Interprofessional Collaboration

Busse, J., Riva, J., Nash, J., Hsu, S., Fisher, C., Wai, E., Brunarski, D., Drew, B., Quon J., Walter, S., Bishop, P., & Rampersaud, R. (2013). Surgeon attitudes toward nonphysician screening of low back or low back–related leg pain patients referred for surgical assessment. Spine, 38(7), E402-E408, 2013.

Article or Abstract Found:  http://www.ncbi.nlm.nih.gov/pubmed/23324924

Key Finding(s): This survey was administered to 101 surgeon members of the Canadian Spine Society (with 85 respondents), and sought to explore spine surgeons’ attitudes toward working with nonphysician clinicians (NPCs—physiotherapists or chiropractors), to screen low back pain patients who are referred for surgical assessment.  The researchers found that “Most respondents (77.6%) were interested in working with an NPC to screen patients with low back–related complaints referred for elective surgical assessment.”

Mior, S., Gamble, B., Barnsley, J., Côté, P., & Côté, E. (2013). Changes in primary care physician’s management of low back pain in a model of interprofessional collaborative care: an uncontrolled before-after study. Chiropractic and Manual Therapies, 21(6)

Article or Abstract Found:  http://www.chiromt.com/content/21/1/6

Key Finding(s): This study, funded by Ontario Government grants, examined the effect of introducing access to chiropractors to a Family Health Team, including the impact on physician prescribing behaviour in one particular physician practice. Study patients had acute or chronic back pain.  Among study patients, compared to pre-study patients: 52% fewer patients received prescription medication; use of narcotic medication was reduced by 57%; and, the median number of physician visits decreased from 2.5 to 1.

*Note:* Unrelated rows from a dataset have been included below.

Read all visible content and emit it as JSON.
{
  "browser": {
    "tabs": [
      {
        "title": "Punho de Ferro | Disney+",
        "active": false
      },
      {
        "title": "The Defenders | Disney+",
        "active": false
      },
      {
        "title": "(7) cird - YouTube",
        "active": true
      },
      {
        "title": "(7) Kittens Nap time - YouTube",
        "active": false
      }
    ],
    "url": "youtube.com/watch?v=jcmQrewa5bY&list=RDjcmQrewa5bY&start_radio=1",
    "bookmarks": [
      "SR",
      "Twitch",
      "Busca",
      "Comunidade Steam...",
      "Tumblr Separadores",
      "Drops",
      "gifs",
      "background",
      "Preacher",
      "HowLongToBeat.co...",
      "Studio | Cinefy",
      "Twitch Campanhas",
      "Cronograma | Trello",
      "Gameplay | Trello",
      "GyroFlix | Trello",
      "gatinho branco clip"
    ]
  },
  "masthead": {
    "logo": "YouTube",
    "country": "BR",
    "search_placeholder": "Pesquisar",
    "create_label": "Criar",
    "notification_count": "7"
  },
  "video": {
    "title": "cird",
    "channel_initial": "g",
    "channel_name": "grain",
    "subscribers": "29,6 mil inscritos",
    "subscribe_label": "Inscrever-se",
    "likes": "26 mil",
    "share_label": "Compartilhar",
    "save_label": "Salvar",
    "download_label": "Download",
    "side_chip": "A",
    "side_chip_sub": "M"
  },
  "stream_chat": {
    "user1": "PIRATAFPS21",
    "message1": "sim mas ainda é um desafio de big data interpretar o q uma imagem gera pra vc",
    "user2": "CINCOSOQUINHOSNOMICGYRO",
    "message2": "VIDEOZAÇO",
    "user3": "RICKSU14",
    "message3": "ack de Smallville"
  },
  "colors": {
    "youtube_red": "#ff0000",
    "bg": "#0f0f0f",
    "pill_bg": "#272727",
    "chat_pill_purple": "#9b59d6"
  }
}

Centre for Effective Practice (2012) Consulting chiropractor role in primary care demonstration project: Final report.

Article or Abstract Found: Consulting Chiropractor Role in Primary Care Demonstration Project: Final Report

Key Finding(s): In June 2011, the Ontario Chiropractic Association was approved by the Ministry to carry out this demonstration project designed to develop and evaluate a consulting chiropractor role in primary care for low back pain. The project tested the feasibility, acceptability and value of this model of care in the Ontario context. The project produced very high levels of patient and provider satisfaction, reflecting increased patient confidence in diagnosis and treatment, quicker access and faster diagnoses, as well as strengthened physician understanding of the role of exercise and physical activity in the conservative treatment of LBP patients.

Riva, J., Krawchenko, I., Lam, J., O’Sullivan, F., & Stanford, E. (2011). Chiropractors and pharmacists in a family health team: Unlikely allies in the collaborative management of pregnancy-related low back pain. Canadian Pharmacists Journal,144(2), 62-65.

Article or Abstract Foundhttp://cph.sagepub.com/content/144/2/62

Key Finding(s): This case study of a Family Health Team in Ontario in which a chiropractor and a pharmacist are co-located, examined how the two providers work together. The authors concluded that “Chiropractors using natural health products in their practice could benefit from education on a pharmacist’s core competencies. Likewise, as pharmacists’ scope of practice increases to allow further direct patient care decisions, they could benefit from clinical education on nonpharmacological approaches to pain management.”

Riva, J., Muller, G., Hornich, A., Mior, S., Gupta, A., & Burnie, S. (2010). Chiropractors and collaborative care: An overview illustrated with a case report. Journal of the Canadian Chiropractic Association, 54(3), 147-154.

Article or Abstract Found:  http://www.ncbi.nlm.nih.gov/pmc/articles/PMC2921780/

Key Finding(s): This case study examines the role a chiropractor plays in a Family Health Team in Ontario, and seeks to “offer some insight into how a chiropractor might fit into a collaborative setting and what training might help them to function effectively.” Among the key findings are: “Co-location or regular face-to-face contact facilitates communication and helps build trust between health care providers; chiropractors wishing to pursue integration into a collaborative model would benefit from further education; health care system processes may realize quality improvements from the application of a chiropractor’s additive approach to care in a collaborative setting.”